_What you are asked to do_
The response should be the data again, identical in every line.

===== Data provided

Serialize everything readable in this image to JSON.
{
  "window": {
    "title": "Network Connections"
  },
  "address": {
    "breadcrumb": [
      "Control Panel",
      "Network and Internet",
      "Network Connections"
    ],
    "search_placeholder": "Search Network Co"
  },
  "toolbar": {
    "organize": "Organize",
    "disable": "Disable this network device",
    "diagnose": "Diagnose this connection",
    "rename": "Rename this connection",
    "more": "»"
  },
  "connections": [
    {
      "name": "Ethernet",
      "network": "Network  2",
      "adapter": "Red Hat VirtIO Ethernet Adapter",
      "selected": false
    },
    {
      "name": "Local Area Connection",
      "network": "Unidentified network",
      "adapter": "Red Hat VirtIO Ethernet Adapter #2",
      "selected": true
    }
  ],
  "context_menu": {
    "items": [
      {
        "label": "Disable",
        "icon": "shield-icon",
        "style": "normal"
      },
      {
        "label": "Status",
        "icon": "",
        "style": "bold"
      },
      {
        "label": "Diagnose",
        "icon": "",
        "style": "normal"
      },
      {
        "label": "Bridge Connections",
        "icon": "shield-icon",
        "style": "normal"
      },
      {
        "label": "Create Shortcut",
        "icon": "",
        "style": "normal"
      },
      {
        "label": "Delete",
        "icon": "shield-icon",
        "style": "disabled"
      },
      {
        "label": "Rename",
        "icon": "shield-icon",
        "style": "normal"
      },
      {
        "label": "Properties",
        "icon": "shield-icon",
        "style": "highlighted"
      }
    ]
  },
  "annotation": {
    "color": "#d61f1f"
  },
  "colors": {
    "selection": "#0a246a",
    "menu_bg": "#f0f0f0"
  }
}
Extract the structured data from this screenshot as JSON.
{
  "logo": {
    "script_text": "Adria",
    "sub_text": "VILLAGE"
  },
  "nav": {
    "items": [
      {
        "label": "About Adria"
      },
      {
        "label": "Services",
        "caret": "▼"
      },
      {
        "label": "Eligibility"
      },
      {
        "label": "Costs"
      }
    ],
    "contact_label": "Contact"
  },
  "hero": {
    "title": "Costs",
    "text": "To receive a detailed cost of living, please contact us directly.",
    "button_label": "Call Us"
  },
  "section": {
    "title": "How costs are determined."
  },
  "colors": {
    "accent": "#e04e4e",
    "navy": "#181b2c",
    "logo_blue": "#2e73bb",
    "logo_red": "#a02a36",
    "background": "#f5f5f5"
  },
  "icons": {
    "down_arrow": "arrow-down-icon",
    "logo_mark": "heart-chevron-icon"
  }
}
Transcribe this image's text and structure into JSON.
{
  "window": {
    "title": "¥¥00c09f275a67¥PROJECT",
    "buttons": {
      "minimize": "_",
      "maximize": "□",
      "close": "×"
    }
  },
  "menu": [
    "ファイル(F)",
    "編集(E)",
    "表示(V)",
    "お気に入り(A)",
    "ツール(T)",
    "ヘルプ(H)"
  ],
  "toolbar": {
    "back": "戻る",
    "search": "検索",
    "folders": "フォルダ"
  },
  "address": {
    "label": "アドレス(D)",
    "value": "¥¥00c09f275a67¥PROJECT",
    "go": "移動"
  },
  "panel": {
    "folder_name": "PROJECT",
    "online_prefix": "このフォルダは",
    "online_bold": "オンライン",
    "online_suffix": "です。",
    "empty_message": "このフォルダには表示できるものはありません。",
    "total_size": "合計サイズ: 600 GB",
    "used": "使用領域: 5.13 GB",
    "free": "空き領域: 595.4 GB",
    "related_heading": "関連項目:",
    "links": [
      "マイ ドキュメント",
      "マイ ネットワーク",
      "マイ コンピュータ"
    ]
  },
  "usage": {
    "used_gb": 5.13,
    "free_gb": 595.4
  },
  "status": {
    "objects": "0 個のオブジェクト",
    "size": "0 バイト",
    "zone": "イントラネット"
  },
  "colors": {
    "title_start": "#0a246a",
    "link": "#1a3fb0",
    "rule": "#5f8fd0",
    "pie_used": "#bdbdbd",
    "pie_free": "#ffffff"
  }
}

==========

_Response to this exercise_
Serialize everything readable in this image to JSON.
{
  "window": {
    "title": "Network Connections"
  },
  "address": {
    "breadcrumb": [
      "Control Panel",
      "Network and Internet",
      "Network Connections"
    ],
    "search_placeholder": "Search Network Co"
  },
  "toolbar": {
    "organize": "Organize",
    "disable": "Disable this network device",
    "diagnose": "Diagnose this connection",
    "rename": "Rename this connection",
    "more": "»"
  },
  "connections": [
    {
      "name": "Ethernet",
      "network": "Network  2",
      "adapter": "Red Hat VirtIO Ethernet Adapter",
      "selected": false
    },
    {
      "name": "Local Area Connection",
      "network": "Unidentified network",
      "adapter": "Red Hat VirtIO Ethernet Adapter #2",
      "selected": true
    }
  ],
  "context_menu": {
    "items": [
      {
        "label": "Disable",
        "icon": "shield-icon",
        "style": "normal"
      },
      {
        "label": "Status",
        "icon": "",
        "style": "bold"
      },
      {
        "label": "Diagnose",
        "icon": "",
        "style": "normal"
      },
      {
        "label": "Bridge Connections",
        "icon": "shield-icon",
        "style": "normal"
      },
      {
        "label": "Create Shortcut",
        "icon": "",
        "style": "normal"
      },
      {
        "label": "Delete",
        "icon": "shield-icon",
        "style": "disabled"
      },
      {
        "label": "Rename",
        "icon": "shield-icon",
        "style": "normal"
      },
      {
        "label": "Properties",
        "icon": "shield-icon",
        "style": "highlighted"
      }
    ]
  },
  "annotation": {
    "color": "#d61f1f"
  },
  "colors": {
    "selection": "#0a246a",
    "menu_bg": "#f0f0f0"
  }
}
Extract the structured data from this screenshot as JSON.
{
  "logo": {
    "script_text": "Adria",
    "sub_text": "VILLAGE"
  },
  "nav": {
    "items": [
      {
        "label": "About Adria"
      },
      {
        "label": "Services",
        "caret": "▼"
      },
      {
        "label": "Eligibility"
      },
      {
        "label": "Costs"
      }
    ],
    "contact_label": "Contact"
  },
  "hero": {
    "title": "Costs",
    "text": "To receive a detailed cost of living, please contact us directly.",
    "button_label": "Call Us"
  },
  "section": {
    "title": "How costs are determined."
  },
  "colors": {
    "accent": "#e04e4e",
    "navy": "#181b2c",
    "logo_blue": "#2e73bb",
    "logo_red": "#a02a36",
    "background": "#f5f5f5"
  },
  "icons": {
    "down_arrow": "arrow-down-icon",
    "logo_mark": "heart-chevron-icon"
  }
}
Transcribe this image's text and structure into JSON.
{
  "window": {
    "title": "¥¥00c09f275a67¥PROJECT",
    "buttons": {
      "minimize": "_",
      "maximize": "□",
      "close": "×"
    }
  },
  "menu": [
    "ファイル(F)",
    "編集(E)",
    "表示(V)",
    "お気に入り(A)",
    "ツール(T)",
    "ヘルプ(H)"
  ],
  "toolbar": {
    "back": "戻る",
    "search": "検索",
    "folders": "フォルダ"
  },
  "address": {
    "label": "アドレス(D)",
    "value": "¥¥00c09f275a67¥PROJECT",
    "go": "移動"
  },
  "panel": {
    "folder_name": "PROJECT",
    "online_prefix": "このフォルダは",
    "online_bold": "オンライン",
    "online_suffix": "です。",
    "empty_message": "このフォルダには表示できるものはありません。",
    "total_size": "合計サイズ: 600 GB",
    "used": "使用領域: 5.13 GB",
    "free": "空き領域: 595.4 GB",
    "related_heading": "関連項目:",
    "links": [
      "マイ ドキュメント",
      "マイ ネットワーク",
      "マイ コンピュータ"
    ]
  },
  "usage": {
    "used_gb": 5.13,
    "free_gb": 595.4
  },
  "status": {
    "objects": "0 個のオブジェクト",
    "size": "0 バイト",
    "zone": "イントラネット"
  },
  "colors": {
    "title_start": "#0a246a",
    "link": "#1a3fb0",
    "rule": "#5f8fd0",
    "pie_used": "#bdbdbd",
    "pie_free": "#ffffff"
  }
}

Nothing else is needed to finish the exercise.